My future in-laws looked at me with the kind of blank confusion I can only assume my face resembles when my children talk to me about FortNite, leaving me–cross-legged and full-bladdered–in a linguistic black hole.
Oh! You meant the toilet.
Yes, yes, I insisted, the bathroom.
They shook their heads in that Americans are so quaint way. How extraordinary! (Ok, they didn’t really say ‘how extraordinary’, but they could have. And they probably didn’t shake their heads. But they could have. It was that kind of moment.)
Fast forward to this summer, sitting in a little cafe in Stockbridge, MA. I’d downed a large glass of ice water and asked our waitress, “Do you have a toilet?”
The woman looked at me, eyebrow cocked, in utter confusion. It took me a full minute before I realized Oh. I don’t actually call it the toilet. I call it the restroom or the bathroom and clearly this lovely, college town waitress can’t fathom why I’m asking if she has a toilet, because beyond the linguistic element, even though I’ve been in countless places throughout Europe which actually don’t in fact have a toilet, a restroom, or a place to sit and pee but instead simply direct you across a street or down a dark alley, that’s never the case in American eateries and no wonder she’s looking at me like I am crazy.
So there I was, circle complete. Yet instead of giving me some sort of closure, what I felt was disoriented. Neither fully here nor there, left, cross-legged and full-bladdered, doubting my own instincts.
I guess that’s what ten years of living in Europe plus another ten with a “not bathroom, sweetheart, water closet” Brit will do to a gal, muddy the waters until you don’t know your toilet from your bathroom.
Of course, the great toilet/bathroom conundrum is not the first time this has happened. I once wrote a blog post and referred to a wash bag. An American friend asked me quizzically what a wash bag was.
Do we not call it that? I asked in confusion. How extraordinary! Er…what do we call it? It took me several concentrated moments and Google to come up with cosmetics/toiletries bag.

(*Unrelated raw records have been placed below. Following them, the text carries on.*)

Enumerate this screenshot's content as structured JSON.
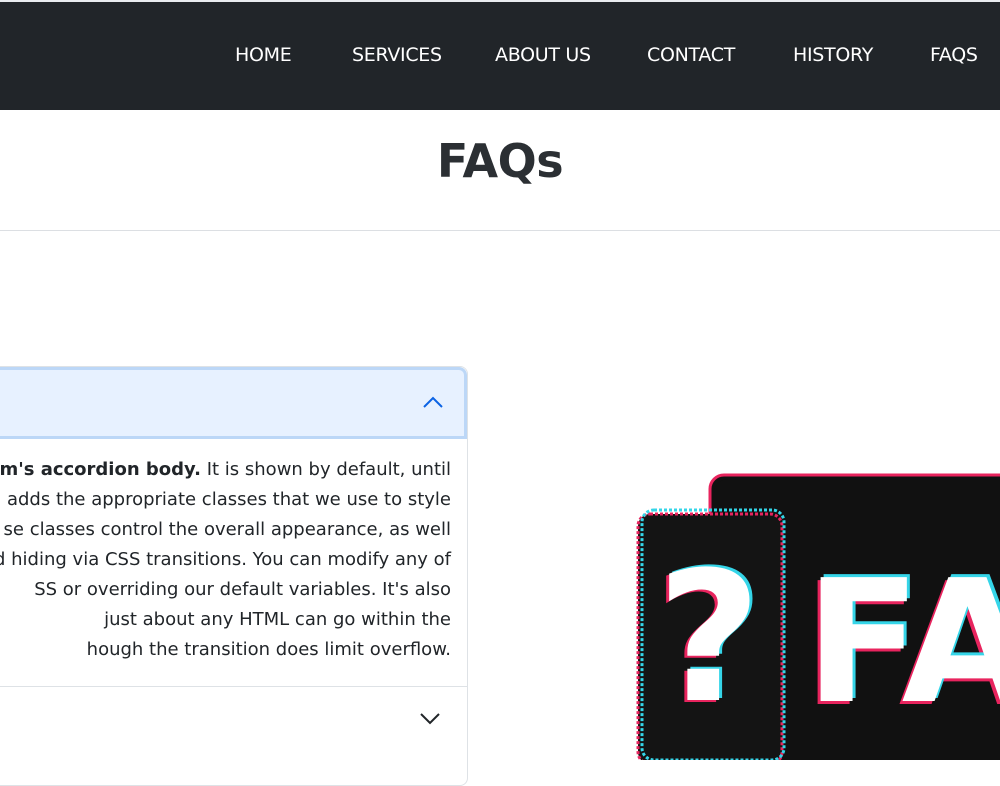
{
  "nav": {
    "items": [
      {
        "label": "HOME"
      },
      {
        "label": "SERVICES"
      },
      {
        "label": "ABOUT US"
      },
      {
        "label": "CONTACT"
      },
      {
        "label": "HISTORY"
      },
      {
        "label": "FAQS"
      }
    ]
  },
  "page": {
    "title": "FAQs"
  },
  "accordion": {
    "body_bold": "em's accordion body.",
    "body_lines": [
      " It is shown by default, until",
      "n adds the appropriate classes that we use to style",
      "se classes control the overall appearance, as well",
      "d hiding via CSS transitions. You can modify any of",
      "SS or overriding our default variables. It's also",
      "just about any HTML can go within the",
      "hough the transition does limit overflow."
    ]
  },
  "logo": {
    "glyph": "?",
    "text": "FAQ"
  },
  "colors": {
    "nav_bg": "#212529",
    "accent_bg": "#e7f1ff",
    "accent_border": "#bcd7f7",
    "chevron_open": "#0c63e4",
    "chevron_closed": "#212529"
  }
}
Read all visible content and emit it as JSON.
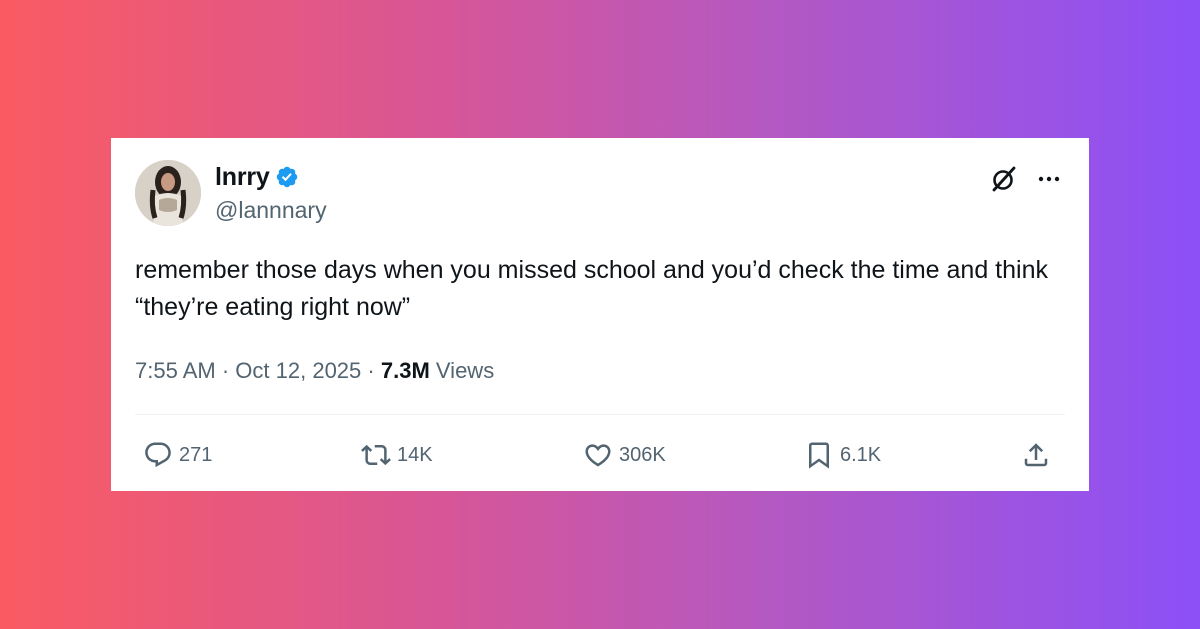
{
  "user": {
    "display_name": "lnrry",
    "handle": "@lannnary",
    "verified": true,
    "verified_color": "#1d9bf0"
  },
  "tweet": {
    "text": "remember those days when you missed school and you’d check the time and think “they’re eating right now”",
    "time": "7:55 AM",
    "separator": "·",
    "date": "Oct 12, 2025",
    "views_count": "7.3M",
    "views_label": "Views"
  },
  "actions": {
    "replies": "271",
    "retweets": "14K",
    "likes": "306K",
    "bookmarks": "6.1K"
  },
  "icons": {
    "header": [
      "grok-icon",
      "more-icon"
    ],
    "actions": [
      "reply-icon",
      "retweet-icon",
      "like-icon",
      "bookmark-icon",
      "share-icon"
    ]
  },
  "colors": {
    "text_primary": "#0f1419",
    "text_secondary": "#536471",
    "background_gradient": [
      "#fa5b62",
      "#8c50f7"
    ]
  }
}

Even more recently I found myself in a mini-panic when talking about the school fundraising gala because I did not know if I naturally said the word as gah-la or gay-la. Is that fragrant herb I like with my tomatoes base-il or baz-uhl?? And oh my lord, did I just say toe-mah-toe?
Language, slang, terminology–it ties you to a place. Growing up in Massachusetts, drinking fountains were bubblers and those chocolate sprinkles you put on ice cream were called Jimmies for some reason I still don’t understand. My Italian grandmother called the red sauce you put on pasta gravy, much to the disgust of non Italians who only use gravy on a Thanksgiving turkey.

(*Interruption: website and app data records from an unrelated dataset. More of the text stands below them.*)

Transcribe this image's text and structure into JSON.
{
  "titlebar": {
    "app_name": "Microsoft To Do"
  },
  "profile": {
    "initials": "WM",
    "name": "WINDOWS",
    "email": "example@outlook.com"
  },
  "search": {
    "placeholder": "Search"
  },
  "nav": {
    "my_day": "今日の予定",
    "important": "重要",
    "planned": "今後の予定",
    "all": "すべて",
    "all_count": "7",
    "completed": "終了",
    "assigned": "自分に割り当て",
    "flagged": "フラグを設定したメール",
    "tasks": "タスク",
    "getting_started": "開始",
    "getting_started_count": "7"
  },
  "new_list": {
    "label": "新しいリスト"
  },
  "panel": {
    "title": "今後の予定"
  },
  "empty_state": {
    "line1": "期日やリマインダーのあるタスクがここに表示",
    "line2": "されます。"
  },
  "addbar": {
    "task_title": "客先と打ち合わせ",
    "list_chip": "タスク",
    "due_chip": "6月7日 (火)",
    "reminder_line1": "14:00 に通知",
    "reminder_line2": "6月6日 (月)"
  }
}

As an American living in Europe, out of necessity and pragmatism I’ve adopted more European and British English terminology, but usually when I plant my feet back onto home soil or more familiar ground, there’s an invisible switch that flips.
But increasingly the switch is getting stuck. What happens when toilet becomes more familiar than restroom or bathroom, or when driving on the right becomes more familiar than driving on the left? When you find yourself standing on a sidewalk, head swinging in both directions wildly because for a full minute, you don’t remember from which way the traffic is coming instinctively?
In the large scheme of life it may not seem important. Not the driving on the correct side of the road, obviously. But you know what I mean.
Right? (Or left. Or which way are the cars coming????)
I remember a friend saying ten years was make or break time for many expats. A kind of Mason-Dixon/Maginot line for going home. Much longer and you risk feeling like a foreigner in your own culture; an expat when you should just be a pat.
I think it’s because the auto-go-to for your brain alters. And not just for things like toilet vs. bathroom. It’s being overwhelmed in Target because of the sheer size and choice. It’s feeling strangled in the city of your heart because you’ve been outside of its embrace for too long. Its getting lost in places you should know, gone long enough that the breadcrumb trail has dried up and blown away, long enough that the muscle memory has atrophied and you panic you’re going need to use the GPS to find your way home.
A decade is a long time. Not long enough to feel completely at home wherever you are, but long enough that sometimes you don’t feel completely at home in the place where you come from either.
How long before your eyes don’t refocus at all?
Or maybe, I’m just jet-lagged and making too big a thing about asking a waitress if there was a toilet.
It’s hard to tell.